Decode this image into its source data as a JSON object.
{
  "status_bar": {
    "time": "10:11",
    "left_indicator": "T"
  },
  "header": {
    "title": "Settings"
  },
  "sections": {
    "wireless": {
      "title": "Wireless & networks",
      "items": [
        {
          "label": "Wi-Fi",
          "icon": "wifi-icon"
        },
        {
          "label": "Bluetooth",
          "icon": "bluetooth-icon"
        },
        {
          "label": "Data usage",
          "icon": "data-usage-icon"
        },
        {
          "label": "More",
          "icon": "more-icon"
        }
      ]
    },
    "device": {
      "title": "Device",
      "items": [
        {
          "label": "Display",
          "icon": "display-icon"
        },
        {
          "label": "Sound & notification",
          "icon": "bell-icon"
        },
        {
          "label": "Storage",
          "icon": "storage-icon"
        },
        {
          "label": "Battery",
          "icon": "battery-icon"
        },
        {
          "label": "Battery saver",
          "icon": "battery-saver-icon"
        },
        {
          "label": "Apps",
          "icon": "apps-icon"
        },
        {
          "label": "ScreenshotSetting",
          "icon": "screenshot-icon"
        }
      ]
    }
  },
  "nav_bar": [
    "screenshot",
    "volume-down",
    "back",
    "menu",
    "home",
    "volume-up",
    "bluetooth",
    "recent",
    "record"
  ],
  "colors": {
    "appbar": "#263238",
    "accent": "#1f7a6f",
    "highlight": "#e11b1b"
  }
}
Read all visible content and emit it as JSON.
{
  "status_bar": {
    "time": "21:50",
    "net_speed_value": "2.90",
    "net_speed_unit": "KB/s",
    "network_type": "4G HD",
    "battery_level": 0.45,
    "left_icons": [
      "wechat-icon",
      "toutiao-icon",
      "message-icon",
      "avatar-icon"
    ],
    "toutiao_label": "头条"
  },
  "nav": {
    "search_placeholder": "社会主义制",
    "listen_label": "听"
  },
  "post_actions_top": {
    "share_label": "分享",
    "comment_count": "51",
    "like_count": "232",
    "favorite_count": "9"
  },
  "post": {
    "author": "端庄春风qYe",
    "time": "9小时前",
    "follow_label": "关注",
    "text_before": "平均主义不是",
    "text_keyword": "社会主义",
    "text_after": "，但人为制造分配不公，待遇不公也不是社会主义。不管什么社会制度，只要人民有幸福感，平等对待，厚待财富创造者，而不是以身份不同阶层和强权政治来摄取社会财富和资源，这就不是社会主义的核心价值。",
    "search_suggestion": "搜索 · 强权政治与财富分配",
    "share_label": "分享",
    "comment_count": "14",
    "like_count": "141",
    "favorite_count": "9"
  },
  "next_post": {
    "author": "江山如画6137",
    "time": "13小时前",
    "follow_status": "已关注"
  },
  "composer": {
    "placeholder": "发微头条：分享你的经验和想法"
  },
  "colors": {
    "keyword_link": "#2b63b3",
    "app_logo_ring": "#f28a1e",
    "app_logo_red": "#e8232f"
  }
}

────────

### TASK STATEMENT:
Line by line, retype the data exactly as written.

### RESPONSE TO THE TASK:
Decode this image into its source data as a JSON object.
{
  "status_bar": {
    "time": "10:11",
    "left_indicator": "T"
  },
  "header": {
    "title": "Settings"
  },
  "sections": {
    "wireless": {
      "title": "Wireless & networks",
      "items": [
        {
          "label": "Wi-Fi",
          "icon": "wifi-icon"
        },
        {
          "label": "Bluetooth",
          "icon": "bluetooth-icon"
        },
        {
          "label": "Data usage",
          "icon": "data-usage-icon"
        },
        {
          "label": "More",
          "icon": "more-icon"
        }
      ]
    },
    "device": {
      "title": "Device",
      "items": [
        {
          "label": "Display",
          "icon": "display-icon"
        },
        {
          "label": "Sound & notification",
          "icon": "bell-icon"
        },
        {
          "label": "Storage",
          "icon": "storage-icon"
        },
        {
          "label": "Battery",
          "icon": "battery-icon"
        },
        {
          "label": "Battery saver",
          "icon": "battery-saver-icon"
        },
        {
          "label": "Apps",
          "icon": "apps-icon"
        },
        {
          "label": "ScreenshotSetting",
          "icon": "screenshot-icon"
        }
      ]
    }
  },
  "nav_bar": [
    "screenshot",
    "volume-down",
    "back",
    "menu",
    "home",
    "volume-up",
    "bluetooth",
    "recent",
    "record"
  ],
  "colors": {
    "appbar": "#263238",
    "accent": "#1f7a6f",
    "highlight": "#e11b1b"
  }
}
Read all visible content and emit it as JSON.
{
  "status_bar": {
    "time": "21:50",
    "net_speed_value": "2.90",
    "net_speed_unit": "KB/s",
    "network_type": "4G HD",
    "battery_level": 0.45,
    "left_icons": [
      "wechat-icon",
      "toutiao-icon",
      "message-icon",
      "avatar-icon"
    ],
    "toutiao_label": "头条"
  },
  "nav": {
    "search_placeholder": "社会主义制",
    "listen_label": "听"
  },
  "post_actions_top": {
    "share_label": "分享",
    "comment_count": "51",
    "like_count": "232",
    "favorite_count": "9"
  },
  "post": {
    "author": "端庄春风qYe",
    "time": "9小时前",
    "follow_label": "关注",
    "text_before": "平均主义不是",
    "text_keyword": "社会主义",
    "text_after": "，但人为制造分配不公，待遇不公也不是社会主义。不管什么社会制度，只要人民有幸福感，平等对待，厚待财富创造者，而不是以身份不同阶层和强权政治来摄取社会财富和资源，这就不是社会主义的核心价值。",
    "search_suggestion": "搜索 · 强权政治与财富分配",
    "share_label": "分享",
    "comment_count": "14",
    "like_count": "141",
    "favorite_count": "9"
  },
  "next_post": {
    "author": "江山如画6137",
    "time": "13小时前",
    "follow_status": "已关注"
  },
  "composer": {
    "placeholder": "发微头条：分享你的经验和想法"
  },
  "colors": {
    "keyword_link": "#2b63b3",
    "app_logo_ring": "#f28a1e",
    "app_logo_red": "#e8232f"
  }
}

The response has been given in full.